· Valentine’s Day is the second most popular day of the year for sending cards, right after Christmas.
· The expression to wear one’s heart on one’s sleeve has historical significance. In the Middle Ages, young people drew the name of their valentine in a bowl. They were to wear the name on their sleeve for a week.
· The first Valentine’s Day candy box was invented by Richard Cadbury in the late 19th century.
· On Valentine’s Day 1876, Alexander Graham Bell applied for his telephone patent.
· Cupid is the son of Venus. Venus was the god of beauty and love.
· After St. Valentine’s funeral, Julia, the daughter of his jailer, planted an almond tree with pink flowers near his grave. The almond tree is today a symbol of lasting friendship and love.
From Go4Life – Exercise with heart disease: – Exercise is safe for almost anyone. In fact, studies show that people with arthritis, high blood pressure, diabetes, or heart disease benefit from regular exercise and physical activity. In some cases, exercise may actually improve some of these conditions. You may want to discuss with your doctor how your medical condition might affect your ability to be active. Learn more below.
To keep your heart healthy, be more physically active. Aim for 30 minutes of moderate-intensity activity most or every day of the week. It is not necessary to do everything at once, periods of 10 minutes will suffice.
Other important ways to take care of your heart:
· If you smoke, quit. It’s never too late to benefit from quitting smoking.
· Eat a heart-healthy diet. Choose foods low in fat and those that contain little salt. Eat lots of fruits and vegetables and high fiber foods.
· Maintain a healthy weight.
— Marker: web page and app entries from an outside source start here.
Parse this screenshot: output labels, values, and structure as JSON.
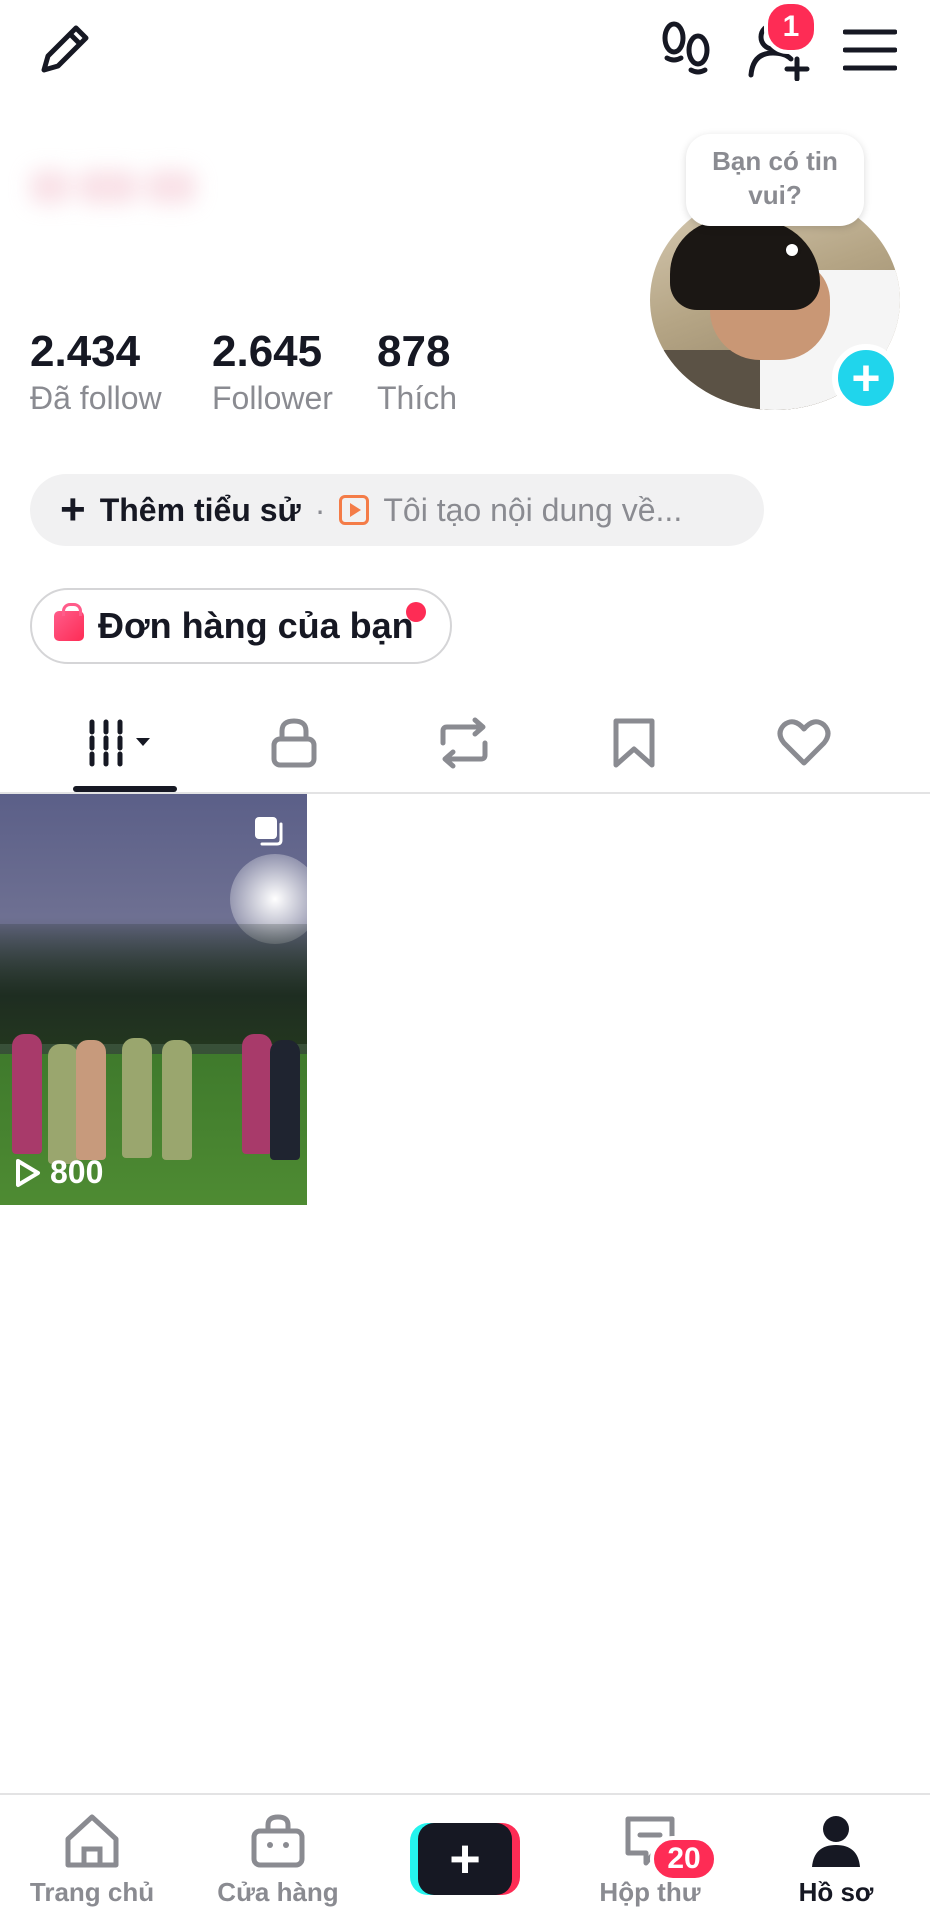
{
  "top_bar": {
    "edit_icon": "pencil-icon",
    "footprints_icon": "footprints-icon",
    "add_friend_icon": "add-user-icon",
    "add_friend_badge": "1",
    "menu_icon": "hamburger-menu-icon"
  },
  "profile": {
    "stats": [
      {
        "value": "2.434",
        "label": "Đã follow"
      },
      {
        "value": "2.645",
        "label": "Follower"
      },
      {
        "value": "878",
        "label": "Thích"
      }
    ],
    "avatar_bubble": "Bạn có tin vui?",
    "avatar_add_symbol": "+"
  },
  "bio": {
    "plus_symbol": "+",
    "add_label": "Thêm tiểu sử",
    "separator": "·",
    "hint": "Tôi tạo nội dung về..."
  },
  "orders": {
    "label": "Đơn hàng của bạn"
  },
  "tabs": [
    {
      "name": "videos",
      "icon": "grid-icon",
      "active": true
    },
    {
      "name": "private",
      "icon": "lock-icon"
    },
    {
      "name": "reposts",
      "icon": "repost-icon"
    },
    {
      "name": "favorites",
      "icon": "bookmark-icon"
    },
    {
      "name": "liked",
      "icon": "heart-icon"
    }
  ],
  "videos": [
    {
      "views": "800"
    }
  ],
  "bottom_nav": {
    "items": [
      {
        "label": "Trang chủ",
        "icon": "home-icon"
      },
      {
        "label": "Cửa hàng",
        "icon": "shop-icon"
      },
      {
        "label": "",
        "icon": "create-icon"
      },
      {
        "label": "Hộp thư",
        "icon": "inbox-icon",
        "badge": "20"
      },
      {
        "label": "Hồ sơ",
        "icon": "profile-icon",
        "active": true
      }
    ],
    "create_symbol": "+"
  },
  "colors": {
    "accent_red": "#fe2c55",
    "accent_cyan": "#20d5ec",
    "text_primary": "#161823",
    "text_secondary": "#8a8b91"
  }
}
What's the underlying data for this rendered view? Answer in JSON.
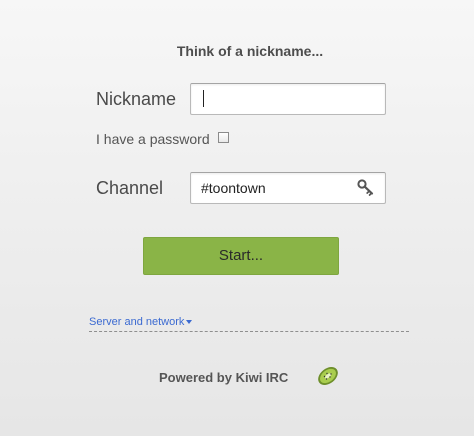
{
  "header": {
    "title": "Think of a nickname..."
  },
  "form": {
    "nickname_label": "Nickname",
    "nickname_value": "",
    "password_label": "I have a password",
    "password_checked": false,
    "channel_label": "Channel",
    "channel_value": "#toontown",
    "start_label": "Start..."
  },
  "links": {
    "server_network": "Server and network"
  },
  "footer": {
    "powered_by": "Powered by Kiwi IRC"
  },
  "icons": {
    "channel_key": "key-icon",
    "server_toggle": "dropdown-arrow-icon",
    "brand": "kiwi-logo-icon"
  },
  "colors": {
    "accent_green": "#8ab447",
    "link_blue": "#3b6ad1"
  }
}
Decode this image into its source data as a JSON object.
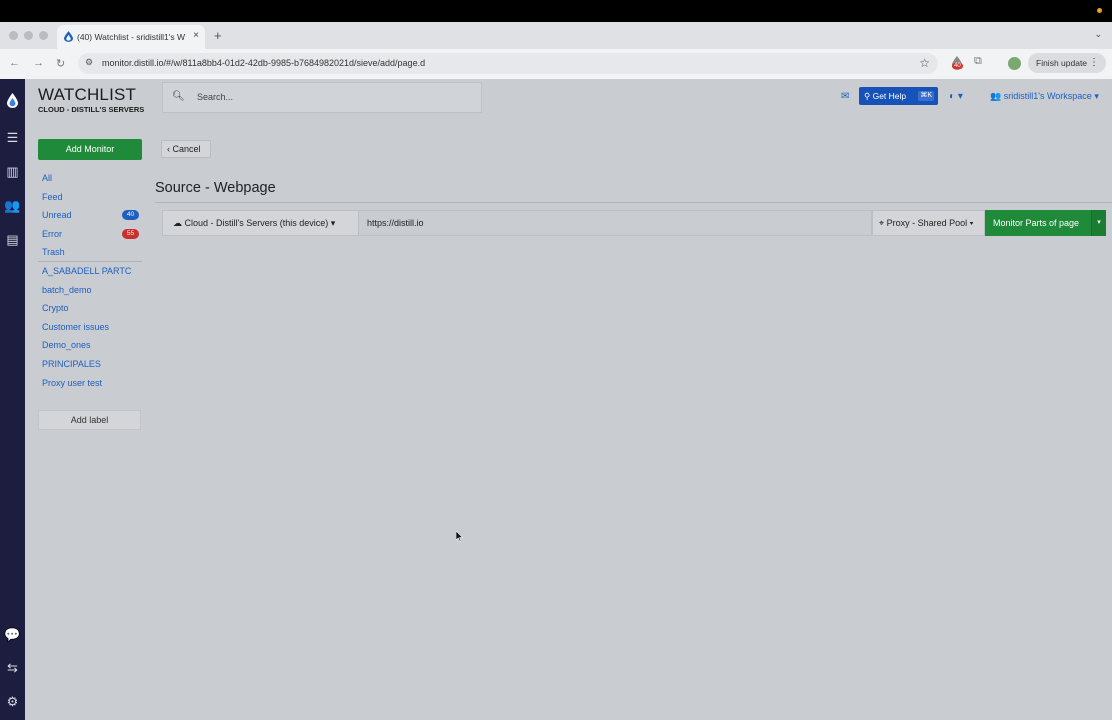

Your health care provider can check your weight and height to find out your BMI (body mass index). A BMI of 25 or more means you’re at risk for heart disease, as well as diabetes and other health problems.
The Ohio Department of Development and ABCAP would like to remind Ohioans that assistance is available to help with their home energy bills. The Home Energy Assistance Program (HEAP) helps Ohioans at or below 175% of the federal poverty guidelines pay their heating bills. Applications for the HEAP program must be received by May 31, 2022.
Just a thought: “No one stumbles on mountains. It’s the little pebble that trips you up. Pass all the pebbles on your way and you will find that you have crossed the mountain. ~ Unknown author